What you will—and won't—find in this app.
Kids can learn spelling, vocabulary, and reading skills as they search for words among a bunch of letters. Kids must problem-solve and think flexibly to figure out how the letters in front of them can be combined to make words. Special bonus tiles and letters with different point values can motivate kids to try harder to make that perfect, high-scoring word. The words a playing partner makes -- whether it's another human or the computer -- can help kids see possibilities they may not have considered and may introduce them to words they've never heard. Though not perfect, Word Sundae is a cute way for family members to play with word construction, so long as everyone understands the rules and scoring first.
Ease of Play
Navigation is a snap, but with no hints for kids having trouble making words, playing could be a challenge.

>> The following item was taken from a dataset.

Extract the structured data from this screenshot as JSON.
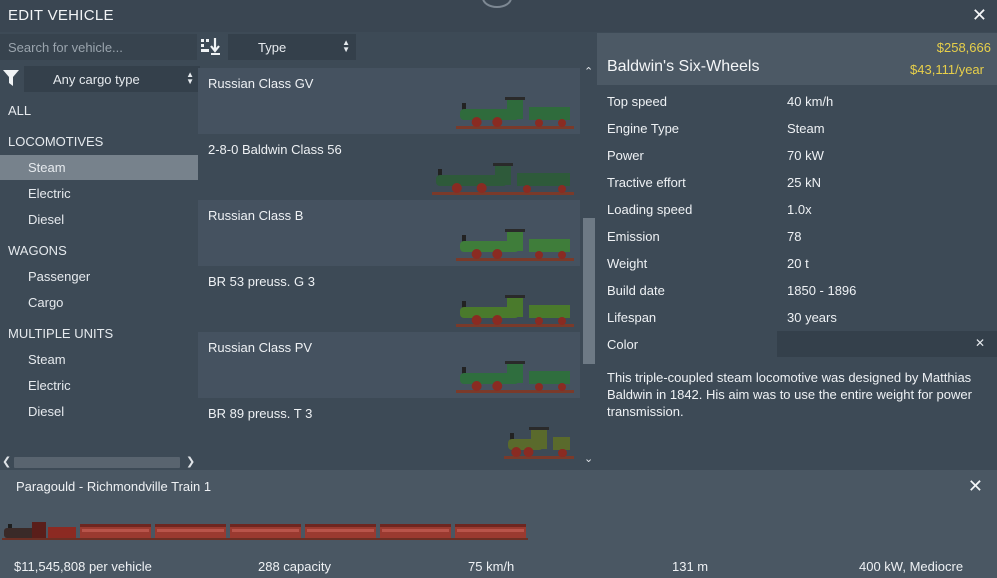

The weighted scoring system also isn't very clear and can cause confusion.
Parents Need to Know
Is It Any Good?
This Scrabble-like game is a nice, basic platform for some good old competitive word-building fun, but there are flaws. The ice cream theme, animal avatars, weighted scoring system, and limited letter choice work well to make the game seem appealing to younger kids. Yet without built-in help, preschoolers -- most of whom don't read independently yet -- will be hard-pressed to form more than a few simple words. The young target age is inconsistent with many of the words the computer generates when you're playing solo against the computer; for example "airt," "boral," and "miter" are probably not in most preschoolers' vocabularies. Also, the computer sometimes generates first names, such as "Joe," which is usually not allowed in this type of game. The weighted scoring system is a nice idea, but its logic isn't clear, which could make older kids feel a bit cheated. Flexibility in word length for older players would stretch the challenge and creativity as well. If an adult explains these features before playing, however, it could be a way for siblings to use a device together while practicing verbal skills.
Did we miss something on diversity?
Research shows a connection between kids' healthy self-esteem and positive portrayals in media. That's why we've added a new "Diverse Representations" section to our reviews that will be rolling out on an ongoing basis. You can help us help kids by suggesting a diversity update.